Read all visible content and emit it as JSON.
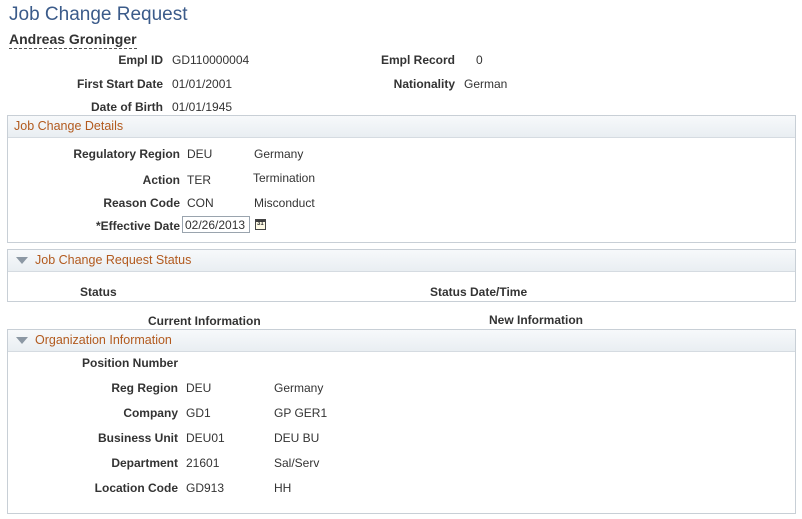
{
  "page": {
    "title": "Job Change Request",
    "person_name": "Andreas Groninger"
  },
  "employee": {
    "empl_id_label": "Empl ID",
    "empl_id": "GD110000004",
    "empl_record_label": "Empl Record",
    "empl_record": "0",
    "first_start_label": "First Start Date",
    "first_start": "01/01/2001",
    "nationality_label": "Nationality",
    "nationality": "German",
    "dob_label": "Date of Birth",
    "dob": "01/01/1945"
  },
  "job_change": {
    "title": "Job Change Details",
    "reg_region_label": "Regulatory Region",
    "reg_region_code": "DEU",
    "reg_region_desc": "Germany",
    "action_label": "Action",
    "action_code": "TER",
    "action_desc": "Termination",
    "reason_label": "Reason Code",
    "reason_code": "CON",
    "reason_desc": "Misconduct",
    "effective_label": "*Effective Date",
    "effective_date": "02/26/2013"
  },
  "status_section": {
    "title": "Job Change Request Status",
    "status_col": "Status",
    "status_date_col": "Status Date/Time"
  },
  "info_headers": {
    "current": "Current Information",
    "new": "New Information"
  },
  "org": {
    "title": "Organization Information",
    "position_label": "Position Number",
    "rows": [
      {
        "label": "Reg Region",
        "code": "DEU",
        "desc": "Germany"
      },
      {
        "label": "Company",
        "code": "GD1",
        "desc": "GP GER1"
      },
      {
        "label": "Business Unit",
        "code": "DEU01",
        "desc": "DEU BU"
      },
      {
        "label": "Department",
        "code": "21601",
        "desc": "Sal/Serv"
      },
      {
        "label": "Location Code",
        "code": "GD913",
        "desc": "HH"
      }
    ]
  },
  "colors": {
    "title_blue": "#3b5b8a",
    "section_orange": "#b25a1e",
    "border": "#c8cfd6"
  }
}
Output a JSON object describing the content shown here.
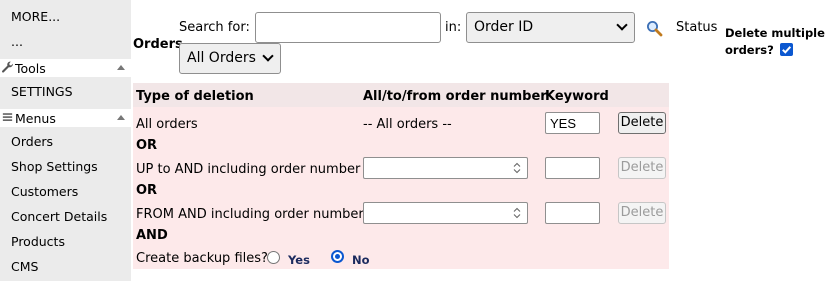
{
  "sidebar": {
    "more": "MORE...",
    "ellipsis": "...",
    "tools_label": "Tools",
    "settings": "SETTINGS",
    "menus_label": "Menus",
    "items": [
      "Orders",
      "Shop Settings",
      "Customers",
      "Concert Details",
      "Products",
      "CMS"
    ]
  },
  "toolbar": {
    "orders_label": "Orders",
    "search_label": "Search for:",
    "search_value": "",
    "in_label": "in:",
    "field_selected": "Order ID",
    "status_label": "Status",
    "status_selected": "All Orders",
    "delete_multiple_line1": "Delete multiple",
    "delete_multiple_line2": "orders?",
    "delete_multiple_checked": true
  },
  "table": {
    "headers": [
      "Type of deletion",
      "All/to/from order number",
      "Keyword"
    ],
    "rows": {
      "all_orders": {
        "label": "All orders",
        "range_text": "-- All orders --",
        "keyword": "YES",
        "button": "Delete"
      },
      "or1": "OR",
      "up_to": {
        "label": "UP to AND including order number",
        "keyword": "",
        "button": "Delete"
      },
      "or2": "OR",
      "from": {
        "label": "FROM AND including order number",
        "keyword": "",
        "button": "Delete"
      },
      "and": "AND",
      "backup": {
        "label": "Create backup files?",
        "yes": "Yes",
        "no": "No",
        "selected": "No"
      }
    }
  },
  "colors": {
    "sidebar_bg": "#ebebeb",
    "panel_bg": "#fde9ea",
    "accent": "#0b57d0"
  }
}
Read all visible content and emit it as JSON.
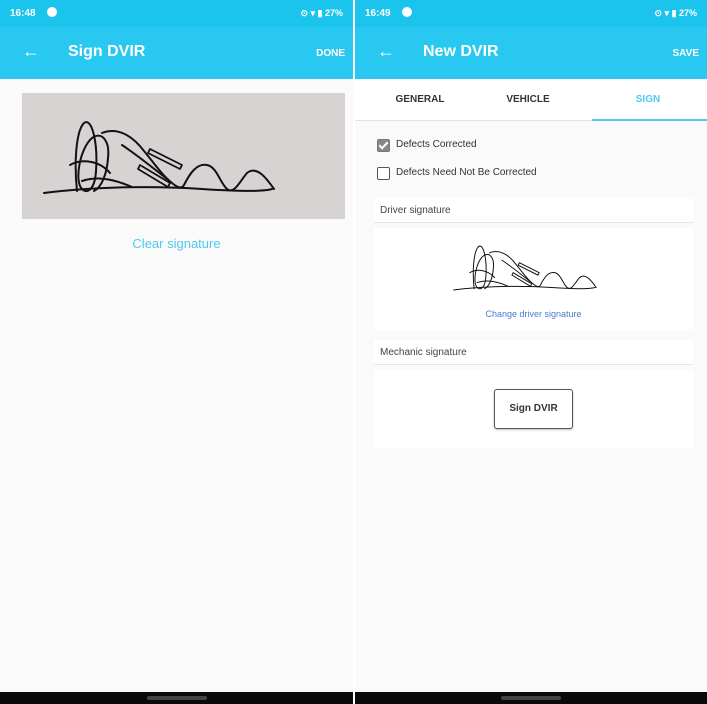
{
  "left_screen": {
    "status_bar": {
      "time": "16:48",
      "right": "⊙ ▾ ▮ 27%"
    },
    "app_bar": {
      "back_icon": "arrow-left-icon",
      "title": "Sign DVIR",
      "action": "DONE"
    },
    "clear_link": "Clear signature"
  },
  "right_screen": {
    "status_bar": {
      "time": "16:49",
      "right": "⊙ ▾ ▮ 27%"
    },
    "app_bar": {
      "back_icon": "arrow-left-icon",
      "title": "New DVIR",
      "action": "SAVE"
    },
    "tabs": [
      {
        "label": "GENERAL",
        "active": false
      },
      {
        "label": "VEHICLE",
        "active": false
      },
      {
        "label": "SIGN",
        "active": true
      }
    ],
    "checkboxes": [
      {
        "label": "Defects Corrected",
        "checked": true
      },
      {
        "label": "Defects Need Not Be Corrected",
        "checked": false
      }
    ],
    "driver_signature": {
      "header": "Driver signature",
      "change_link": "Change driver signature"
    },
    "mechanic_signature": {
      "header": "Mechanic signature",
      "button": "Sign DVIR"
    }
  },
  "colors": {
    "status_bar": "#1bc4ec",
    "app_bar": "#29c8f0",
    "accent": "#4dcbee",
    "signature_canvas": "#d7d3d3",
    "link_blue": "#4a7bd0"
  }
}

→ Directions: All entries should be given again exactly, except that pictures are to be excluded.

→ Written solution:
Read all visible content and emit it as JSON.
{
  "page": {
    "title": "Job Change Request",
    "person_name": "Andreas Groninger"
  },
  "employee": {
    "empl_id_label": "Empl ID",
    "empl_id": "GD110000004",
    "empl_record_label": "Empl Record",
    "empl_record": "0",
    "first_start_label": "First Start Date",
    "first_start": "01/01/2001",
    "nationality_label": "Nationality",
    "nationality": "German",
    "dob_label": "Date of Birth",
    "dob": "01/01/1945"
  },
  "job_change": {
    "title": "Job Change Details",
    "reg_region_label": "Regulatory Region",
    "reg_region_code": "DEU",
    "reg_region_desc": "Germany",
    "action_label": "Action",
    "action_code": "TER",
    "action_desc": "Termination",
    "reason_label": "Reason Code",
    "reason_code": "CON",
    "reason_desc": "Misconduct",
    "effective_label": "*Effective Date",
    "effective_date": "02/26/2013"
  },
  "status_section": {
    "title": "Job Change Request Status",
    "status_col": "Status",
    "status_date_col": "Status Date/Time"
  },
  "info_headers": {
    "current": "Current Information",
    "new": "New Information"
  },
  "org": {
    "title": "Organization Information",
    "position_label": "Position Number",
    "rows": [
      {
        "label": "Reg Region",
        "code": "DEU",
        "desc": "Germany"
      },
      {
        "label": "Company",
        "code": "GD1",
        "desc": "GP GER1"
      },
      {
        "label": "Business Unit",
        "code": "DEU01",
        "desc": "DEU BU"
      },
      {
        "label": "Department",
        "code": "21601",
        "desc": "Sal/Serv"
      },
      {
        "label": "Location Code",
        "code": "GD913",
        "desc": "HH"
      }
    ]
  },
  "colors": {
    "title_blue": "#3b5b8a",
    "section_orange": "#b25a1e",
    "border": "#c8cfd6"
  }
}
Output a JSON object describing the content shown here.
{
  "sidebar": {
    "more": "MORE...",
    "ellipsis": "...",
    "tools_label": "Tools",
    "settings": "SETTINGS",
    "menus_label": "Menus",
    "items": [
      "Orders",
      "Shop Settings",
      "Customers",
      "Concert Details",
      "Products",
      "CMS"
    ]
  },
  "toolbar": {
    "orders_label": "Orders",
    "search_label": "Search for:",
    "search_value": "",
    "in_label": "in:",
    "field_selected": "Order ID",
    "status_label": "Status",
    "status_selected": "All Orders",
    "delete_multiple_line1": "Delete multiple",
    "delete_multiple_line2": "orders?",
    "delete_multiple_checked": true
  },
  "table": {
    "headers": [
      "Type of deletion",
      "All/to/from order number",
      "Keyword"
    ],
    "rows": {
      "all_orders": {
        "label": "All orders",
        "range_text": "-- All orders --",
        "keyword": "YES",
        "button": "Delete"
      },
      "or1": "OR",
      "up_to": {
        "label": "UP to AND including order number",
        "keyword": "",
        "button": "Delete"
      },
      "or2": "OR",
      "from": {
        "label": "FROM AND including order number",
        "keyword": "",
        "button": "Delete"
      },
      "and": "AND",
      "backup": {
        "label": "Create backup files?",
        "yes": "Yes",
        "no": "No",
        "selected": "No"
      }
    }
  },
  "colors": {
    "sidebar_bg": "#ebebeb",
    "panel_bg": "#fde9ea",
    "accent": "#0b57d0"
  }
}
Read all visible content and emit it as JSON.
{
  "left_screen": {
    "status_bar": {
      "time": "16:48",
      "right": "⊙ ▾ ▮ 27%"
    },
    "app_bar": {
      "back_icon": "arrow-left-icon",
      "title": "Sign DVIR",
      "action": "DONE"
    },
    "clear_link": "Clear signature"
  },
  "right_screen": {
    "status_bar": {
      "time": "16:49",
      "right": "⊙ ▾ ▮ 27%"
    },
    "app_bar": {
      "back_icon": "arrow-left-icon",
      "title": "New DVIR",
      "action": "SAVE"
    },
    "tabs": [
      {
        "label": "GENERAL",
        "active": false
      },
      {
        "label": "VEHICLE",
        "active": false
      },
      {
        "label": "SIGN",
        "active": true
      }
    ],
    "checkboxes": [
      {
        "label": "Defects Corrected",
        "checked": true
      },
      {
        "label": "Defects Need Not Be Corrected",
        "checked": false
      }
    ],
    "driver_signature": {
      "header": "Driver signature",
      "change_link": "Change driver signature"
    },
    "mechanic_signature": {
      "header": "Mechanic signature",
      "button": "Sign DVIR"
    }
  },
  "colors": {
    "status_bar": "#1bc4ec",
    "app_bar": "#29c8f0",
    "accent": "#4dcbee",
    "signature_canvas": "#d7d3d3",
    "link_blue": "#4a7bd0"
  }
}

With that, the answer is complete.